Each weekday, 19-year-old Maritza Ortiz gets up, drops off her 2-year-old daughter at day care and then looks forward to preparing for a career in nursing.
Ortiz is one of six students from the Dolores Mission’s Jobs for a Future program studying for medical careers with 80 other students at Charles R. Drew University of Medicine and Science. Most of the participants are from the South Los Angeles neighborhoods that surround the university.
Drew’s Medical Assistance Program enrolls high-risk students, those who have either dropped out of high school or come from low-income families, said program administrator Annette Caban.
This is the first year that students from Boyle Heights have taken part in the 5-year-old program, Caban said.
In addition to the jobs program, the Dolores Mission offers its Pico-Aliso neighborhood a day-care center and programs for teen-agers to get out of gangs.
Although none of the program’s students are paid during their training, they do not pay tuition, said Johanna Duarte, director of volunteer services for White Memorial Medical Center. The center selected the students from Dolores Mission and arranged for their training through the Job Training Partnership Act. Tuition is about $5,500, Caban said.
The Dolores Mission students car-pool, get dropped off by a parent or take the bus to get to their classes at Drew. Some say they will continue their education in college after they complete Drew’s program in May.
Students who have not graduated from high school take courses to complete their general education degree requirements while taking training classes to learn either front-office or back-office work.
Students who have their diplomas learn front-office work, including administration, billing, insurance, receptionist work and filing, and back-office work, including patient care, taking vital signs, drawing blood and performing some lab work.
The students get hands-on training in several departments, such as pediatrics, emergency and obstetrics/gynecology at Drew. And the Dolores Mission students have guaranteed jobs at White Memorial at the end of their training.
“They have an internship before they graduate and an externship after they graduate,” Duarte said. “They are guaranteed a job for a three-month trial period, and they must prove themselves to keep their jobs.
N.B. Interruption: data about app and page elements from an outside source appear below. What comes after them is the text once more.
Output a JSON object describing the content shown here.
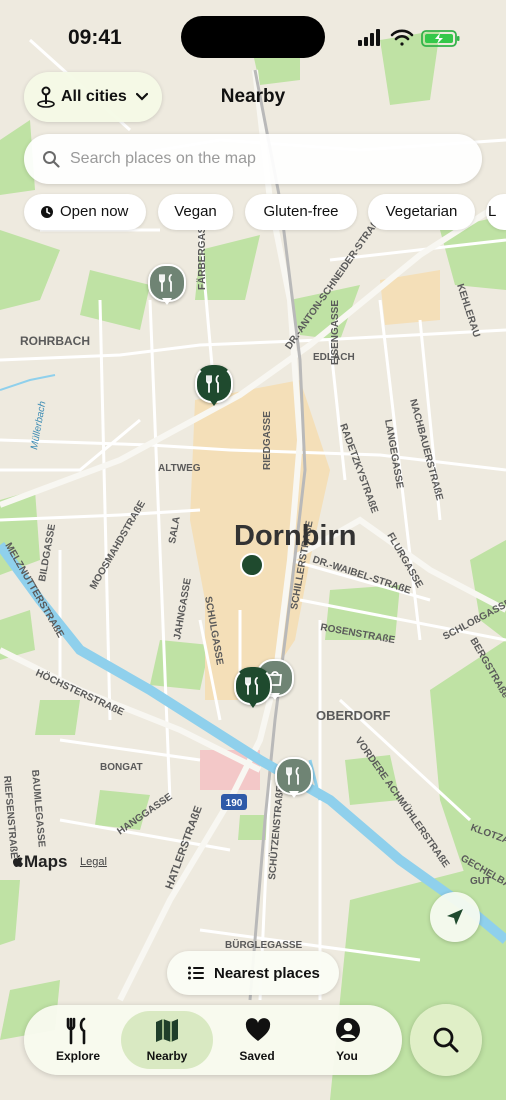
{
  "status_bar": {
    "time": "09:41"
  },
  "header": {
    "city_selector_label": "All cities",
    "title": "Nearby"
  },
  "search": {
    "placeholder": "Search places on the map"
  },
  "filters": [
    {
      "label": "Open now"
    },
    {
      "label": "Vegan"
    },
    {
      "label": "Gluten-free"
    },
    {
      "label": "Vegetarian"
    },
    {
      "label": "L"
    }
  ],
  "map": {
    "labels": {
      "city": "Dornbirn",
      "rohrbach": "ROHRBACH",
      "oberdorf": "OBERDORF",
      "edlach": "EDLACH",
      "altweg": "ALTWEG",
      "faerbergasse": "FÄRBERGASSE",
      "anton_schneider": "DR.-ANTON-SCHNEIDER-STRAßE",
      "kehlerau": "KEHLERAU",
      "muellerbach": "Müllerbach",
      "eisengasse": "EISENGASSE",
      "riedgasse": "RIEDGASSE",
      "radetzky": "RADETZKYSTRAßE",
      "langegasse": "LANGEGASSE",
      "nachbauer": "NACHBAUERSTRAßE",
      "bildgasse": "BILDGASSE",
      "moosmahd": "MOOSMAHDSTRAßE",
      "sala": "SALA",
      "jahngasse": "JAHNGASSE",
      "schulgasse": "SCHULGASSE",
      "flurgasse": "FLURGASSE",
      "waibel": "DR.-WAIBEL-STRAßE",
      "schlossgasse": "SCHLOßGASSE",
      "bergstrasse": "BERGSTRAße",
      "schiller": "SCHILLERSTRAßE",
      "rosen": "ROSENSTRAßE",
      "melz": "MELZNUTTERSTRAßE",
      "hoechster": "HÖCHSTERSTRAßE",
      "bongat": "BONGAT",
      "baumle": "BAUMLEGASSE",
      "riefsen": "RIEFSENSTRAßE",
      "hangasse": "HANGGASSE",
      "hatler": "HATLERSTRAßE",
      "schuetzen": "SCHÜTZENSTRAßE",
      "vordere": "VORDERE ACHMÜHLERSTRAßE",
      "klotzacker": "KLOTZAC",
      "gechelbach": "GECHELBACH",
      "buerglegasse": "BÜRGLEGASSE",
      "gut": "GUT",
      "route_badge": "190"
    },
    "attribution": {
      "logo": "Maps",
      "legal": "Legal"
    }
  },
  "nearest_button": {
    "label": "Nearest places"
  },
  "tab_bar": {
    "tabs": [
      {
        "label": "Explore",
        "icon": "fork-knife-icon"
      },
      {
        "label": "Nearby",
        "icon": "map-icon",
        "selected": true
      },
      {
        "label": "Saved",
        "icon": "heart-icon"
      },
      {
        "label": "You",
        "icon": "person-circle-icon"
      }
    ]
  },
  "colors": {
    "pin_dark": "#1f4a2e",
    "pin_grey": "#6f8474",
    "river": "#8fd0ec",
    "park": "#bfe2a4"
  }
}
I don’t think they’ll have a problem with that.”
Caban said graduates of the program earn $6.50 to $7 an hour.
Ortiz said she had her eye on nursing for several years. When she attended Roosevelt High School, she volunteered at White Memorial for a summer, working in several departments. “I wasn’t getting paid, but I was involved,” she said. “If you’re into a career and have the chance to experience that, you can do it.”